Brown, retired from the California National Guard and California Air National Guard, said he hopes the Yolo County Historical Society will publish his report on the Yolo County operations. He has submitted his other manuscript to the California Historical Society.
Among those caught up in the spirit of Brown's research was Peggy Azevedo, a volunteer at the Clarksburg library, who searched archives in vain for photos from the POW period.
Meanwhile, Brown combed old newspapers and conducted interviews in Clarksburg looking for details of the period.
A Yolo County camp, for example, operated on a Davis farm and housed 250 men. A 5-acre compound with guard towers, was just south of the University of California, Davis, airport.
Brown says the university's avian research
building likely was then the camp dining hall.
Published 2:15 a.m. PDT Tuesday, July 9, 2002
|Army of the United States Station List||7 April 1946||Detachment (Prisoner of War Branch Camp), 3968th Service Command Unit (Stockton Sub-Depot, Benicia Arsenal) (ASF)|

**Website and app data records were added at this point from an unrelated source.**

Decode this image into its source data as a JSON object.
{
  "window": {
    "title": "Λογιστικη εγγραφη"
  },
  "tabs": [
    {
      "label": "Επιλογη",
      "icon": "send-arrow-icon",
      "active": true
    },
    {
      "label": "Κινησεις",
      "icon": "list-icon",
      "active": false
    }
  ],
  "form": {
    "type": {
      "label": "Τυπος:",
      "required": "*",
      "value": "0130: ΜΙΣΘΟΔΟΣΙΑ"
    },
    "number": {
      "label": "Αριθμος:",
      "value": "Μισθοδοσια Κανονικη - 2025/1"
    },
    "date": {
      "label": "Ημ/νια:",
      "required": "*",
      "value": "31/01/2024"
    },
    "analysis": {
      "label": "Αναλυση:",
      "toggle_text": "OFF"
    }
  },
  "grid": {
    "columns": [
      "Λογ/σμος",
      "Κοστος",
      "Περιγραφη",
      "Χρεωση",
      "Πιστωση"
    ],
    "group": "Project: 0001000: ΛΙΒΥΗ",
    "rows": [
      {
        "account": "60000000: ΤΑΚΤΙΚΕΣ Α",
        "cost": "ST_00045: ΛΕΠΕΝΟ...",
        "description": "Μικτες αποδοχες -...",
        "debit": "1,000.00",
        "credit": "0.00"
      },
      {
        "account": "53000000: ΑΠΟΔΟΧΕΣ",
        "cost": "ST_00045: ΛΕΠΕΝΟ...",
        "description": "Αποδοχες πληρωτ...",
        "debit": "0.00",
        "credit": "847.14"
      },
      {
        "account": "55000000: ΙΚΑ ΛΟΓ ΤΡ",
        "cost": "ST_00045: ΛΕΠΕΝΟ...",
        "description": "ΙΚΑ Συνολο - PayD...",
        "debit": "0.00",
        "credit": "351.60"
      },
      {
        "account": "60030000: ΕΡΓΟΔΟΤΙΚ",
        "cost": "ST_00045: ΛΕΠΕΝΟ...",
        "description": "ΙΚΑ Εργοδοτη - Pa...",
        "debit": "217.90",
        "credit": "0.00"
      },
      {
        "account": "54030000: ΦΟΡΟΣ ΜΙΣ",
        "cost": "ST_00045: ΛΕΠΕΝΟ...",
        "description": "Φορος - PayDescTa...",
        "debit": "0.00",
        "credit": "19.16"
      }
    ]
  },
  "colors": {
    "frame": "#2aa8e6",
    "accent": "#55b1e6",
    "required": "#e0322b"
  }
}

When the need for a branch camp was identified and certified as valid to the Army, it sent a team to select a site for the camp to fulfill the contractors requirements while still ensuring that the prisoners would be properly housed and secured. In many cases, few or no adequate buildings were available for prisoner relocation, so the Army developed a mobile unit package that could be set up quickly to temporarily house 250 POWs. It consisted of 42 tents, sized 16 by 16, allowing 6 or 7 men per tent. Seven additional tents of the same size were used as office and storage buildings. Four larger tents were used, one each, for mess hall, shower, latrine, and chapel/recreation purposes. This entire layout was set up in a compound bordered by a single wire fence that measured 282 by 550 feet (155,100 square feet). Portable guard towers, with searchlights, were placed at opposite corners of the compound to permit clear observation in the camp. Light poles were erected at intervals both inside and outside the camp. Each tent would have one or more light bulbs for night use.
The guard force for a branch camp of 250 POWs consisted of approximately 160 officers and men. It was composed as follows: 30 camp guards; 70 prisoner chasers who were the guards accompanying the POWs to and from work sites and monitoring them during work hours; 15 NCOs to oversee the guard force; seven support staff such as cooks and clerks; 33 drivers and mechanics; and five medics. Usually five officers were assigned including the camp commander, three camp officers, one supply and mess officer, one POW company commander, and one medical officer (if available).